Employee Benefit trusts (“EBTs”), are trusts designed to hold assets and provide benefits for employees of companies, perhaps with the purpose of encouraging employee participation in the success of the company’s business and future success.
EBTs have gained bad press in recent years from steps taken by HMRC to close down or charge taxes unpaid as a result of such schemes, which have increasingly been adopted solely for the purpose of avoiding tax. However, EBTs can be valid, providing benefits to a wider group of employees (rather than just one employee) and accordingly each EBT should be judged on its own merit.
We refer to our page here which provides more information on disguised remuneration. The use of a tax scheme to evade tax has in the last decade led directors and senior management of companies to enter into arrangements whereby their income is instead paid to an offshore trust, an EBT, and then loaned on to the intended recipient of such income.
This is commonly referred to a method of disguising remuneration as a loan which was never repayable and was set up solely for the purpose of avoiding income tax.
Not all EBTs mirror or contain this structure and it is not always the case that a tax scheme using an EBT falls within these provisions. Often, an EBT does not even exist (which is not uncommon) or the trust document has been incorrectly drafted. However, where a loan has been made to the appropriate trust and is not repaid, then the tax implications of a loan charge mirror that which has existed for some time in respect of the balance on an overdrawn Director’s Loan Account.
Perhaps as a result of disclosure of such tax schemes, and their increased use, legislation has been introduced over recent years to combat such schemes including the recent incorporation of loan charges.
Further steps have been taken to prevent tax avoidance by close companies and to ensure that, for example in the case of offshore or dissolved/insolvent companies, the liability is transferred to the employee.
Quite often, once HMRC is aware of the tax scheme (either as a result of disclosure or as a result of negotiations then an Accelerated Payment Notice may be issued for payment whilst negotiations are ongoing.
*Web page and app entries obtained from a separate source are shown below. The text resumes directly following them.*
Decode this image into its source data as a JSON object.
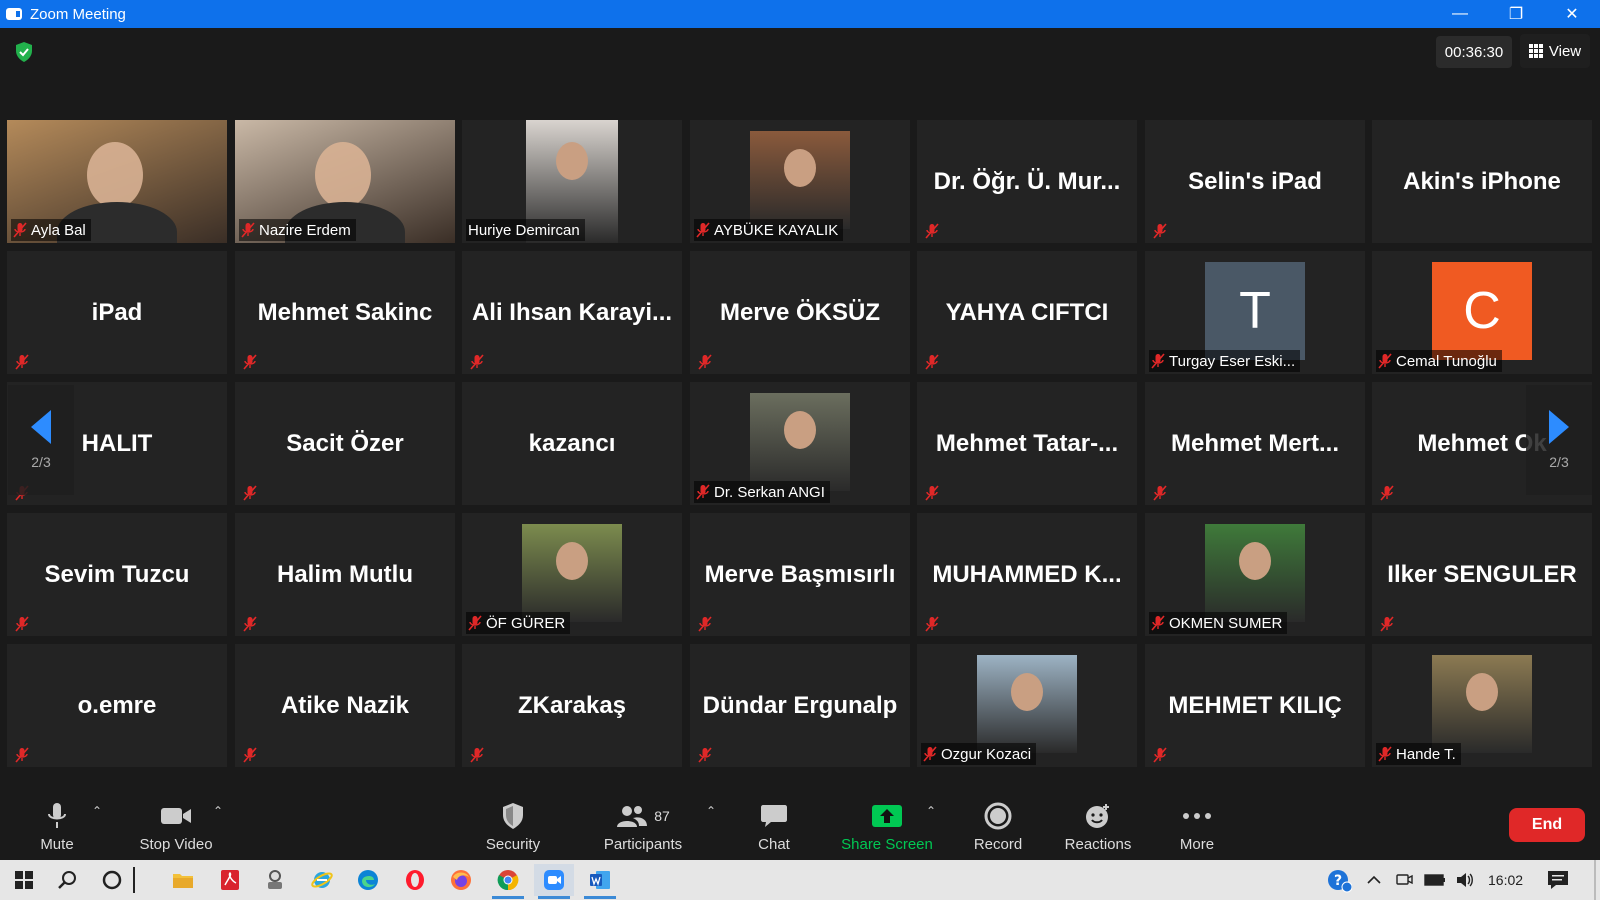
{
  "window": {
    "title": "Zoom Meeting"
  },
  "meeting": {
    "timer": "00:36:30",
    "view_label": "View"
  },
  "pager": {
    "left": "2/3",
    "right": "2/3"
  },
  "tiles": [
    {
      "name": "Ayla Bal",
      "kind": "video",
      "muted": true,
      "photo_color": "#b48a5a"
    },
    {
      "name": "Nazire Erdem",
      "kind": "video",
      "muted": true,
      "photo_color": "#c9b8a6"
    },
    {
      "name": "Huriye Demircan",
      "kind": "photo",
      "muted": false,
      "photo_color": "#d9d4cf"
    },
    {
      "name": "AYBÜKE KAYALIK",
      "kind": "photo",
      "muted": true,
      "photo_color": "#8a5a3c"
    },
    {
      "name": "Dr. Öğr. Ü. Mur...",
      "kind": "text",
      "muted": true
    },
    {
      "name": "Selin's iPad",
      "kind": "text",
      "muted": true
    },
    {
      "name": "Akin's iPhone",
      "kind": "text",
      "muted": false
    },
    {
      "name": "iPad",
      "kind": "text",
      "muted": true
    },
    {
      "name": "Mehmet Sakinc",
      "kind": "text",
      "muted": true
    },
    {
      "name": "Ali Ihsan Karayi...",
      "kind": "text",
      "muted": true
    },
    {
      "name": "Merve ÖKSÜZ",
      "kind": "text",
      "muted": true
    },
    {
      "name": "YAHYA CIFTCI",
      "kind": "text",
      "muted": true
    },
    {
      "name": "Turgay Eser Eski...",
      "kind": "letter",
      "letter": "T",
      "letter_bg": "#4a5866",
      "muted": true
    },
    {
      "name": "Cemal Tunoğlu",
      "kind": "letter",
      "letter": "C",
      "letter_bg": "#f05a22",
      "muted": true
    },
    {
      "name": "HALIT",
      "kind": "text",
      "muted": true
    },
    {
      "name": "Sacit Özer",
      "kind": "text",
      "muted": true
    },
    {
      "name": "kazancı",
      "kind": "text",
      "muted": false
    },
    {
      "name": "Dr. Serkan ANGI",
      "kind": "photo",
      "muted": true,
      "photo_color": "#6b6e5e"
    },
    {
      "name": "Mehmet Tatar-...",
      "kind": "text",
      "muted": true
    },
    {
      "name": "Mehmet Mert...",
      "kind": "text",
      "muted": true
    },
    {
      "name": "Mehmet Ok",
      "kind": "text",
      "muted": true
    },
    {
      "name": "Sevim Tuzcu",
      "kind": "text",
      "muted": true
    },
    {
      "name": "Halim Mutlu",
      "kind": "text",
      "muted": true
    },
    {
      "name": "ÖF GÜRER",
      "kind": "photo",
      "muted": true,
      "photo_color": "#7c8c4e"
    },
    {
      "name": "Merve Başmısırlı",
      "kind": "text",
      "muted": true
    },
    {
      "name": "MUHAMMED K...",
      "kind": "text",
      "muted": true
    },
    {
      "name": "OKMEN SUMER",
      "kind": "photo",
      "muted": true,
      "photo_color": "#3f7a3a"
    },
    {
      "name": "Ilker SENGULER",
      "kind": "text",
      "muted": true
    },
    {
      "name": "o.emre",
      "kind": "text",
      "muted": true
    },
    {
      "name": "Atike Nazik",
      "kind": "text",
      "muted": true
    },
    {
      "name": "ZKarakaş",
      "kind": "text",
      "muted": true
    },
    {
      "name": "Dündar Ergunalp",
      "kind": "text",
      "muted": true
    },
    {
      "name": "Ozgur Kozaci",
      "kind": "photo",
      "muted": true,
      "photo_color": "#9db3c4"
    },
    {
      "name": "MEHMET KILIÇ",
      "kind": "text",
      "muted": true
    },
    {
      "name": "Hande T.",
      "kind": "photo",
      "muted": true,
      "photo_color": "#8c7a52"
    }
  ],
  "toolbar": {
    "mute": "Mute",
    "stop_video": "Stop Video",
    "security": "Security",
    "participants": "Participants",
    "participants_count": "87",
    "chat": "Chat",
    "share_screen": "Share Screen",
    "record": "Record",
    "reactions": "Reactions",
    "more": "More",
    "end": "End"
  },
  "taskbar": {
    "clock": "16:02"
  },
  "colors": {
    "accent": "#0e71eb",
    "share_green": "#00c853",
    "end_red": "#e02828",
    "muted_red": "#e02828"
  }
}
For more information on Accelerated Payment Notices please click here.
Interpretation by Courts
In July 2017 the legal status of EBTs was further updated in RFC 2012 Plc (in liquidation) (formerly The Rangers Football Club Plc) (Appellant) v Advocate General for Scotland (Respondent) (Scotland) (“the Rangers Case”) where EBTs provided for payment to employees had been decided in the employers’ favour by the respective Tax Tribunals.
However, upon appeal and finally in the Supreme Court it was finally decided that the funds paid and loaned to employees via the EBTs was subject to tax, and the EBT as a scheme to mitigate or avoid liability for such taxes was not able to do this.
Obviously, this has other consequences as – if income is considered (some years later) as subject to income tax rules (including the liability for NICs) – then the liability will be considerably increased following the application of interest, penalties and surcharges under the various tax legislation. Indeed, where an EBT is invalid, then this can result in the tax scheme being considerably more expensive to the company.
Am I liable for Tax under an EBT I entered into?
However each and every EBT has a different purpose and it may also be the case that your circumstances are different and, despite the scheme being described as an EBT, you may not be a party to a disguised remuneration arrangement.
However, it is important that you seek advice as soon as possible. At Francis Wilks & Jones we are able to assist with understanding your personal circumstances and negotiating any claims with HMRC or any other claims against you personally, whether they be arising out of insolvency or claims for breaches of your fiduciary duties.
Please call any member of our Tax Disputes Team for your consultation now on 0207 841 0390. Alternatively email us with your query at firstname.lastname@example.org and we will call you back at a time convenient for you.